A Real cold Christmas ahead
It promises to be a sad, cold Christmas for troubled Spanish giants Real Madrid, immersed as they are in a massive sporting and institutional crisis.
Last season went well enough for the whites - Liga champions with a hundred points and Champions League semifinalists - but this campaign has been astonishingly disastrous.
Jose Mourinho's troubled team only managed to finish second in their Champions League group and now face Manchester United in the round of 16, with the second leg at Old Trafford.
Real are also struggling in the Spanish cup, and need to overturn a 2-1 deficit against Celta Vigo in the fifth round.
And in La Liga, the whites have been unable to keep up with rampant Barcelona, who have made a record-breaking start.
On Saturday Real crashed 3-2 at fourth-placed Malaga, a defeat which left them third and a massive 16 points behind Barca - a record gap at this stage of the season.
What made the Malaga meltdown even more bitter for the fans was that Mourinho surprisingly dropped club captain Iker Casillas, one of the greatest goalkeepers in football history, the man who helped Spain to win the 2010 World Cup and the 2012 and 2008 Euros.
Mourinho replaced Casillas with Antonio Adan, and was rewarded with a shaky display from the eternal reserve.
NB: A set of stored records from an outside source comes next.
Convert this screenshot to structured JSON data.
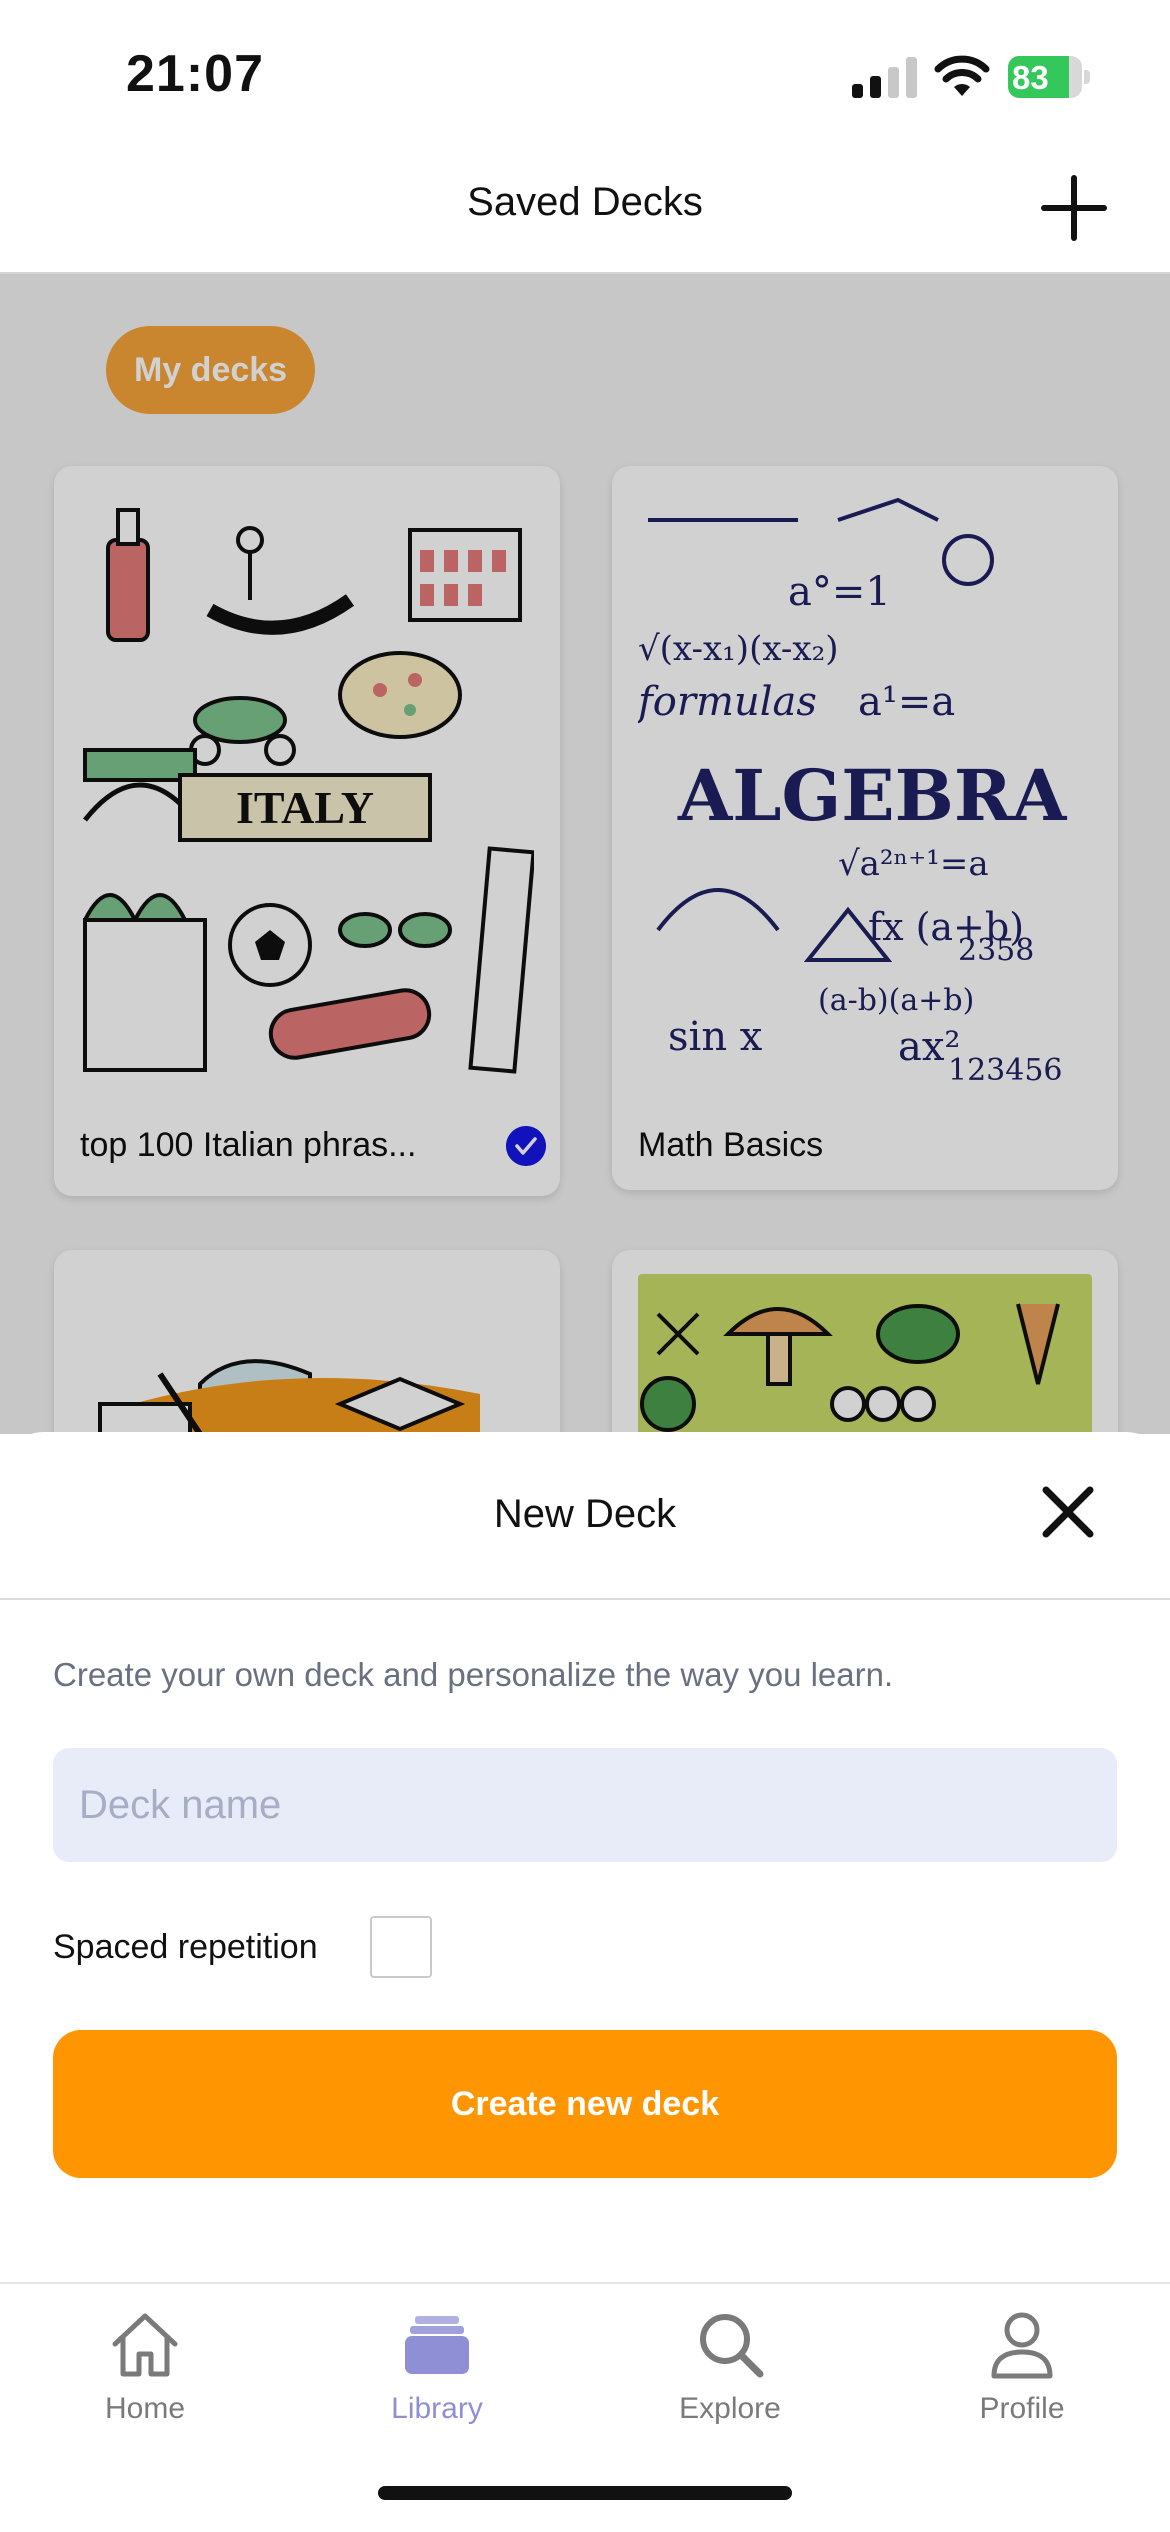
{
  "status": {
    "time": "21:07",
    "battery": "83",
    "battery_level": 0.83
  },
  "header": {
    "title": "Saved Decks"
  },
  "filter": {
    "chip_label": "My decks"
  },
  "decks": [
    {
      "label": "top 100 Italian phras...",
      "selected": true
    },
    {
      "label": "Math Basics",
      "selected": false
    }
  ],
  "sheet": {
    "title": "New Deck",
    "description": "Create your own deck and personalize the way you learn.",
    "deck_name_placeholder": "Deck name",
    "spaced_repetition_label": "Spaced repetition",
    "spaced_repetition_checked": false,
    "create_button_label": "Create new deck"
  },
  "tabs": [
    {
      "label": "Home",
      "icon": "home-icon",
      "active": false
    },
    {
      "label": "Library",
      "icon": "library-icon",
      "active": true
    },
    {
      "label": "Explore",
      "icon": "search-icon",
      "active": false
    },
    {
      "label": "Profile",
      "icon": "person-icon",
      "active": false
    }
  ],
  "colors": {
    "accent": "#ff9500",
    "tab_active": "#8f8fd6",
    "check": "#1616e6",
    "input_bg": "#e8ecf8"
  }
}
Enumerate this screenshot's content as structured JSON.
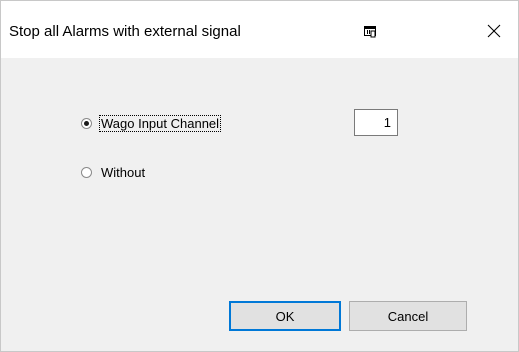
{
  "window": {
    "title": "Stop all Alarms with external signal",
    "close_icon": "close-icon",
    "system_icon": "window-menu-icon"
  },
  "options": {
    "wago_label": "Wago Input Channel",
    "wago_selected": true,
    "without_label": "Without",
    "without_selected": false
  },
  "channel_input": {
    "value": "1"
  },
  "buttons": {
    "ok_label": "OK",
    "cancel_label": "Cancel"
  }
}
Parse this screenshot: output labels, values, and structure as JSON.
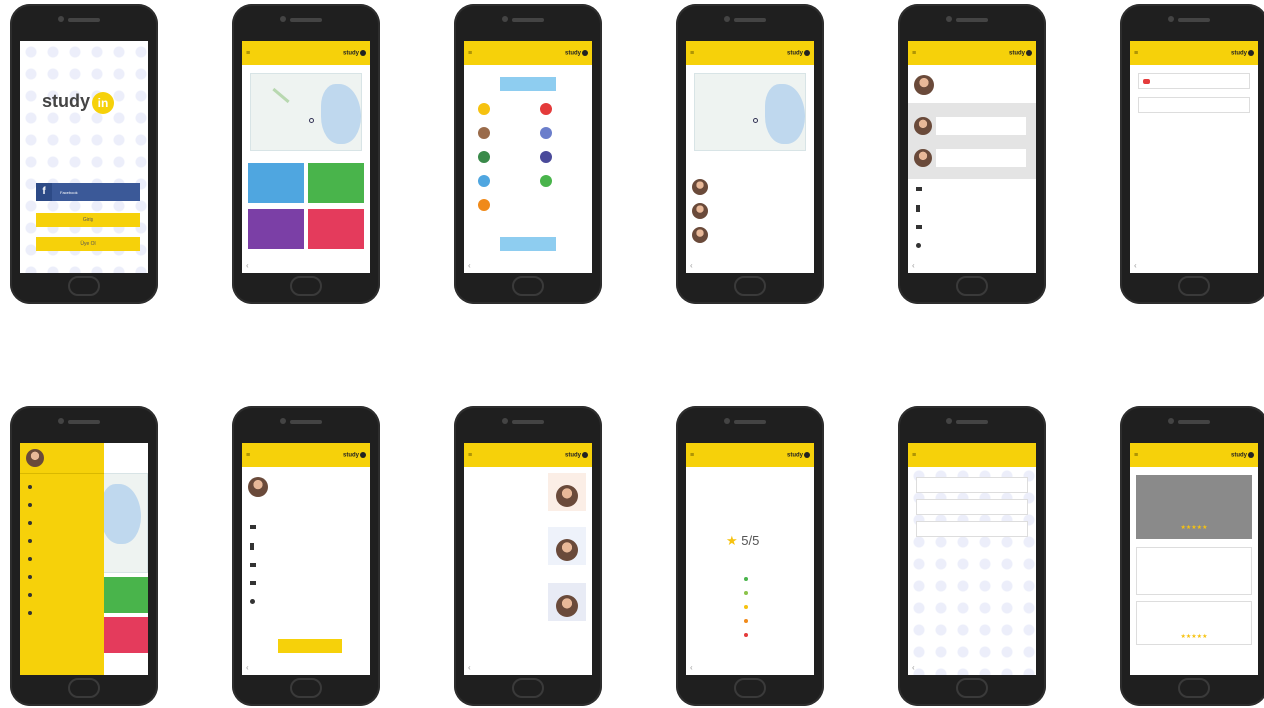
{
  "brand": {
    "name_left": "study",
    "name_right": "in",
    "accent": "#f6d10a"
  },
  "screens": {
    "splash": {
      "facebook_label": "Facebook",
      "btn1": "Giriş",
      "btn2": "Üye Ol"
    },
    "home": {
      "title": "",
      "caption": "",
      "tiles": [
        {
          "label": "",
          "color": "#4fa6e0"
        },
        {
          "label": "",
          "color": "#49b44b"
        },
        {
          "label": "",
          "color": "#7b3fa6"
        },
        {
          "label": "",
          "color": "#e43b5c"
        }
      ]
    },
    "subjects": {
      "items": [
        {
          "color": "#f6c210"
        },
        {
          "color": "#e43b3b"
        },
        {
          "color": "#9a6b4a"
        },
        {
          "color": "#6b7ecb"
        },
        {
          "color": "#3a8a4a"
        },
        {
          "color": "#4a4a9a"
        },
        {
          "color": "#4fa6e0"
        },
        {
          "color": "#49b44b"
        },
        {
          "color": "#f08a1a"
        }
      ]
    },
    "rating": {
      "score": "5/5",
      "bars": [
        {
          "color": "#49b44b"
        },
        {
          "color": "#8bc34a"
        },
        {
          "color": "#f6c210"
        },
        {
          "color": "#f08a1a"
        },
        {
          "color": "#e43b3b"
        }
      ]
    }
  }
}
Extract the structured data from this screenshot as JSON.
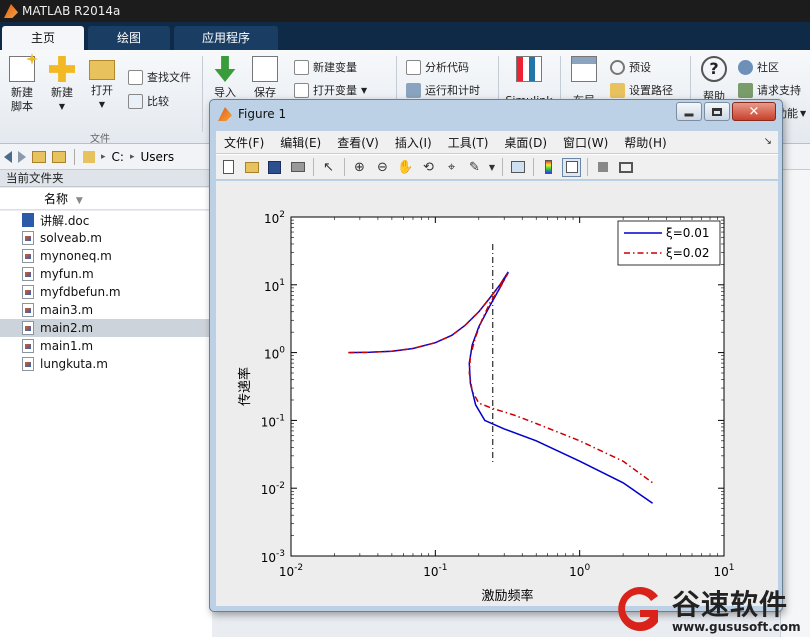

Afterwards, he denied that Casillas had been dropped for having questioned some of his recent decisions.
"It was a purely technical decision," said Mourinho. "You can invent the stories you like, but it was a technical decision.
"The truth is that Adan is in better shape than Casillas right now, in my opinion."
However, defender Sergio Ramos - the same as the rest of the players -was staggered at the sight of Casillas sitting on the subs' bench. "I was surprised at this," said Ramos, "to say the least."
Even more surprised was club president Florentino Perez, when he found out just before the game.
The decision to drop the hugely popular Casillas, who has been first choice keeper since 2000, has been interpreted by many journalists and fans as an attempt to provoke Perez into sacking him.
An online poll taken by AS showed, on Sunday, that 93 per cent of readers think Mourinho is now looking to be sacked, before the season gets even worse.
Radio station Cadena SER claimed on Sunday that Perez would probably like to see the back of the Portuguese coach now, but cannot afford the 40 million euros (52.8 million dollars) needed to pay off Mourinho and his six assistants.
Maybe Perez now regrets having extended the contracts of Mourinho and his assistants, just six months ago, to 2016. According to media reports, he is also regretting having given Mourinho more power than previous coaches.
In 2011 Perez agreed to Mourinho's demand to sack Jorge Valdano as the club's sporting director - a job the "Special One" then took over himself.
Last summer Mourinho asked Perez to push aside former Real idol Zinedine Zidane - and the president again meekly acquiesced.
Sacking Mourinho would not only be hugely expensive for Perez but would also raise the question of what would replace the "Portuguese Clan", as they are known.
Cadena SER pointed out on Sunday that "if the Portuguese left, they would be a massive vacuum at the club...There would be no coach, no assistants, no structure, no philosophy."
Mourinho said on Saturday: "I am not considering resigning and I am not worried about my job."
However, an online poll taken by Marca showed, on Sunday, that 82 per cent of readers think he should be sacked immediately.
Six months ago, after winning La Liga, Mourinho was very popular with the madridista fans, seen as the man to end Barcelona's domestic domination.
Now most of those fans would clearly like to see the end of his turbulent, bittersweet two-and-a-half year reign.